An essential work for anyone practicing in insolvency who routinely uses the Insolvency Rules.

This Annotated Guide to the New Insolvency Rules currently compares the Insolvency Rules 1986 with the draft new insolvency rules published by the Insolvency Service in July 2015. We will be publishing an updated version of this Annotated Guide as soon as possible comparing the Insolvency Rules 1986 with the Insolvency (England and Wales) Rules 2016, which were laid before Parliament on 25 October 2016.

About the Authors

Susan Morgan
Director, Enigma Resource Group
Susan has specialised in all types of insolvency cases. She has worked in private practice, regulatory and government sectors with experience in investigation, risk and compliance. Her work has included providing
advice to government departments, advising non-UK governments on insolvency matters and serving as a visiting fellow in insolvency at Kingston University.

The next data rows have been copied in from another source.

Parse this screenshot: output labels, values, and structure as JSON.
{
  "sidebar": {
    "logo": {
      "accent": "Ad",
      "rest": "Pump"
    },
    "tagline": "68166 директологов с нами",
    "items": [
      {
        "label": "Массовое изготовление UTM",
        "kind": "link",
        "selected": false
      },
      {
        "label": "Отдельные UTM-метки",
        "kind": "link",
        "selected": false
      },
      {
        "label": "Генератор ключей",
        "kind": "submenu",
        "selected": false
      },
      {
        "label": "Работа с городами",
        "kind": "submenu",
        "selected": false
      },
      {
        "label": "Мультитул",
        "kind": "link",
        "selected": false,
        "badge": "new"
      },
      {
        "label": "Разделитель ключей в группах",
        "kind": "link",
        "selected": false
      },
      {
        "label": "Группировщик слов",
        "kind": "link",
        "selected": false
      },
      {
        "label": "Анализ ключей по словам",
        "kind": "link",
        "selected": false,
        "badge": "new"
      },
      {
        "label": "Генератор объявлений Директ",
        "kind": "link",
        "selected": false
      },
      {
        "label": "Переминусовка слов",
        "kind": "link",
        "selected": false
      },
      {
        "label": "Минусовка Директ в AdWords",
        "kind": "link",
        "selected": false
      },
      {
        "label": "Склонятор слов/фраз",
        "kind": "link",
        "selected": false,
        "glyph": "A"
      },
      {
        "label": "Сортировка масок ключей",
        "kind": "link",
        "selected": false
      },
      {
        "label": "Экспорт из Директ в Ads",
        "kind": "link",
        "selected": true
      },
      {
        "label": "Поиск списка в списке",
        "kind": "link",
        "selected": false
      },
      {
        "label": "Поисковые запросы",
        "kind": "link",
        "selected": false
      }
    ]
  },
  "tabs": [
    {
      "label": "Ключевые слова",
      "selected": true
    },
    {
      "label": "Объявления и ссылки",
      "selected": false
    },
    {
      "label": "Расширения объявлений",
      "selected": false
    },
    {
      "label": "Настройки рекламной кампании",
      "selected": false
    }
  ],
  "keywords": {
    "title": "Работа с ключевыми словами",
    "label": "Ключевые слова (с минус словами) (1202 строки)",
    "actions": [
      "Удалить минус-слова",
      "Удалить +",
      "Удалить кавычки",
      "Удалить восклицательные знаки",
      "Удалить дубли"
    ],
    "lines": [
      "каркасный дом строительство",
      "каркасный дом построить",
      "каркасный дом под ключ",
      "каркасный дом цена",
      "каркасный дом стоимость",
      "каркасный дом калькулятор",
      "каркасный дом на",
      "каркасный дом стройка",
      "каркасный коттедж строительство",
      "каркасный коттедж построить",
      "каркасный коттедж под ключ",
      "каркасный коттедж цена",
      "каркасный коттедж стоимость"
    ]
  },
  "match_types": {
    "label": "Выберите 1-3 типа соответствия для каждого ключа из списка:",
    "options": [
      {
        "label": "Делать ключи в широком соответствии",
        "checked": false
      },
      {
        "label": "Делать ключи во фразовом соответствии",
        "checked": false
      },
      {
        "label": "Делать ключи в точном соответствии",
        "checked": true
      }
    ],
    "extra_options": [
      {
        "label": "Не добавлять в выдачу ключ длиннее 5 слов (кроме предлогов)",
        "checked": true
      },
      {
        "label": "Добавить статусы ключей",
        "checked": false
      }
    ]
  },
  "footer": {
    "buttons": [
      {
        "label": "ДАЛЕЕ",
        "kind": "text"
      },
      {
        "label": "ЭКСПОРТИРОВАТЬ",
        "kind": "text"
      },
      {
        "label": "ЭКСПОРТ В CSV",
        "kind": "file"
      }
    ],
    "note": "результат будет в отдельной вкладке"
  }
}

Dr John Tribe
Associate Professor, Kingston Law School
John is a leading researcher on personal insolvency law and bankruptcy history in the United Kingdom. He has published widely on personal insolvency and bankruptcy history. In 2006 he gave evidence to the
Scottish Parliament on bankruptcy reform and his work has been supportively cited by a number of his senior colleagues. An experienced media commentator, he has appeared on Sky television, BBC television
and radio and given a number of quotes to the national press on personal insolvency matters. John has undertaken funded commissioned research for the Insolvency Service (2005 and 2007), Grant Thornton
(2007), KPMG (2009), Baker Tilly (2011) and the London Gazette (2012). In 2013 John received funding from the Institute of Chartered Accountants in England and Wales (ICAEW) for the Cork Archive digitisation project.